Paris: An emotional finish to Stage 18 in the Alps saw Poland’s Michal Kwiatkowski and Richard Carapaz finish arm-in-arm to lead home an Ineos Grenadiers one-two with the Ecuadorian also securing the polka dot jersey on a day to remember for the British-based team at the ongoing Tour de France.
After days of trying to bounce back from the shock withdrawal of defending champion Egan Bernal, Ineos finally got their win as Kwiatkowski was gifted a maiden Grand Tour scalp by teammate Carapaz in La Roche-sur-Foron after the pair had put on a masterclass during a gruelling third and final day in the Alps.
Kwiatkowski and Carapaz were the last riders standing from a large breakaway which formed early on in the 175km stage from Meribel, with Tour debutant Carapaz on the front of the race for the third day running.
Two days after missing out at Villard-de-Lans, Carapaz gave up his opportunity of a stage win and instead settled for the polka dot jersey, which he snatched from Slovenia’s Tadej Pogacar after a thrilling tussle with Switzerland’s Marc Hirschi (Team Sunweb) over the day’s five categorised climbs.

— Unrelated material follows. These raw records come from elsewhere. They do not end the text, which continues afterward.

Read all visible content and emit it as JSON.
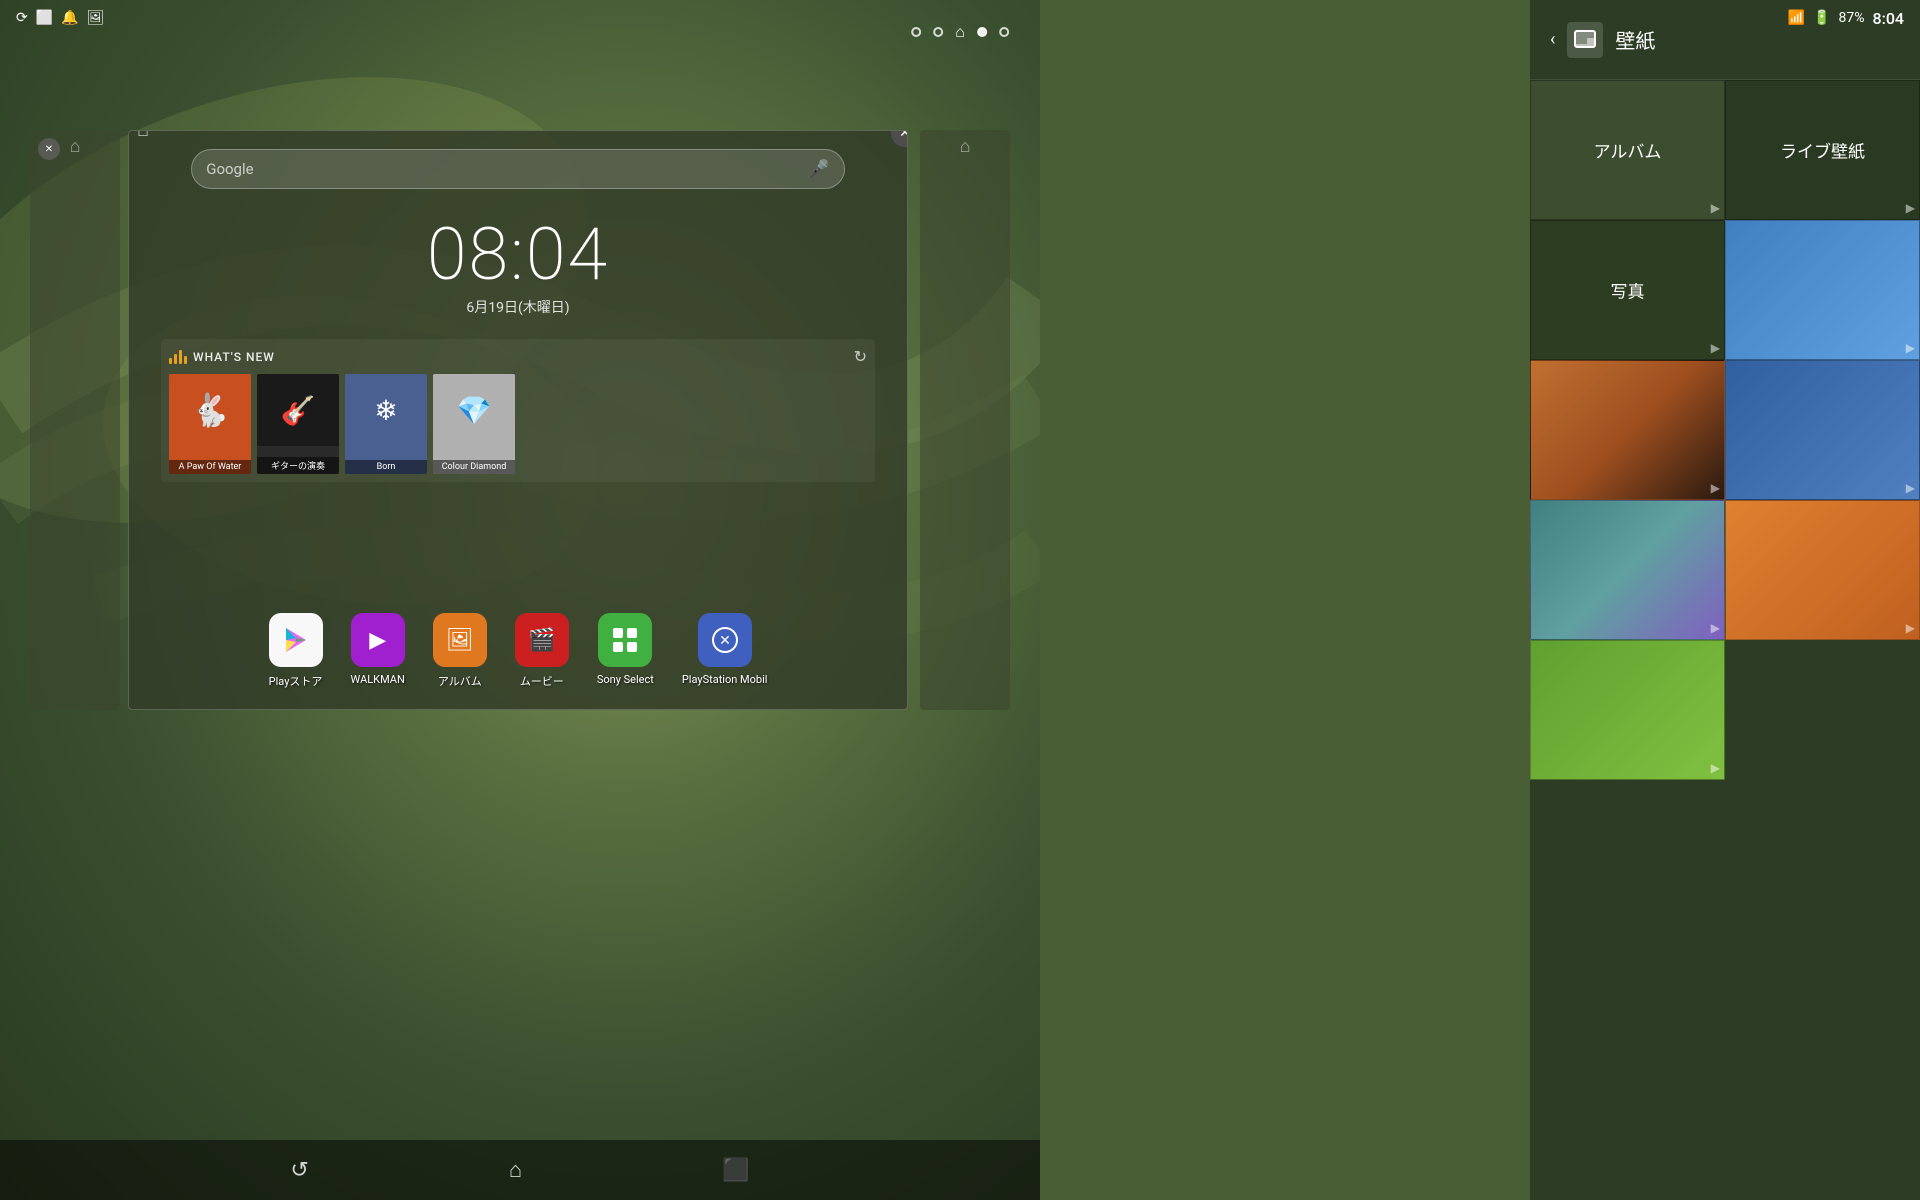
{
  "statusBar": {
    "time": "8:04",
    "battery": "87%",
    "icons": [
      "screen-rotation",
      "screenshot",
      "notification",
      "photo"
    ]
  },
  "navDots": {
    "dots": [
      "dot1",
      "dot2",
      "home",
      "dot4",
      "dot5"
    ],
    "activeIndex": 2
  },
  "homePreview": {
    "closeLabel": "×",
    "searchPlaceholder": "Google",
    "time": "08:04",
    "date": "6月19日(木曜日)",
    "whatsNew": {
      "title": "WHAT'S NEW",
      "refreshLabel": "↻",
      "cards": [
        {
          "title": "A Paw Of Water",
          "emoji": "🐰",
          "bg": "#c85020"
        },
        {
          "title": "ギターの演奏",
          "emoji": "🎸",
          "bg": "#1a1a1a"
        },
        {
          "title": "Born",
          "emoji": "❄",
          "bg": "#4a6090"
        },
        {
          "title": "Colour Diamond",
          "emoji": "💎",
          "bg": "#a0a0a0"
        }
      ]
    },
    "apps": [
      {
        "name": "Playストア",
        "icon": "🛍",
        "bg": "#f0f0f0",
        "color": "#000"
      },
      {
        "name": "WALKMAN",
        "icon": "▶",
        "bg": "#a020d0",
        "color": "#fff"
      },
      {
        "name": "アルバム",
        "icon": "🖼",
        "bg": "#e07820",
        "color": "#fff"
      },
      {
        "name": "ムービー",
        "icon": "🎬",
        "bg": "#cc2020",
        "color": "#fff"
      },
      {
        "name": "Sony Select",
        "icon": "⊞",
        "bg": "#40b040",
        "color": "#fff"
      },
      {
        "name": "PlayStation Mobil",
        "icon": "✕",
        "bg": "#4060c0",
        "color": "#fff"
      }
    ]
  },
  "wallpaperPanel": {
    "backLabel": "‹",
    "title": "壁紙",
    "iconLabel": "🖼",
    "categories": [
      {
        "label": "アルバム",
        "type": "album"
      },
      {
        "label": "ライブ壁紙",
        "type": "live"
      },
      {
        "label": "写真",
        "type": "photo"
      },
      {
        "label": "",
        "type": "water",
        "hasThumb": true
      },
      {
        "label": "",
        "type": "sunset",
        "hasThumb": true
      },
      {
        "label": "",
        "type": "lake",
        "hasThumb": true
      },
      {
        "label": "",
        "type": "teal",
        "hasThumb": true
      },
      {
        "label": "",
        "type": "orange",
        "hasThumb": true
      },
      {
        "label": "",
        "type": "grass",
        "hasThumb": true
      }
    ]
  },
  "navBar": {
    "backLabel": "↺",
    "homeLabel": "⌂",
    "recentLabel": "⬛"
  }
}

When Hirschi crashed on the descent of the Col des Saisies with 80km remaining, the pendulum swung in the favour of Carapaz, who led the race over the Col des Aravis and the Plateau des Glieres with teammate Kwiatkowski by his side.
The pair dropped Spain’s Pello Bilbao (Bahrain-McLaren) on the decisive climb with 35km remaining before making light work of a testing two-kilometre gravel section while holding off the chase from a group of race favourites behind.
After cresting a final uncategorised climb with three minutes in the bank, the Ineos duo were able to soak up the atmosphere as they entered La Roche-sur-Falcon and wowing the crowds with a finish reminiscent of the great LeMond and Hinault finale on Alpe d’Huez in 1986.
Belgium’s Wout van Aert won the sprint for third place and neutralised the battle for bonus seconds for his Jumbo-Visma teammate Primoz Roglic, who retained his 57-second lead over fellow Slovenian Pogacar (UAE-Team Emirates) in the general classification with two days left till Paris.
“That was some day,” said 30-year-old Kwiatkowski, the 2014 world champion and a vital cog in Team Sky and Ineos’ Tour-winning machine for the past five years. His win was Ineos’ first in Grand Tours since the second of Geraint Thomas’ back-to-back wins in the 2018 Tour, the year the Welshman won the yellow jersey.
While missing out on the chance of becoming the first Ecuadorian to win a stage on the Tour, 27-year-old Carapaz now holds a two-point lead over Pogacar in the king of the mountains classification to put a gloss on the day Ineos bounced back after the disappointment of seeing their leader withdraw.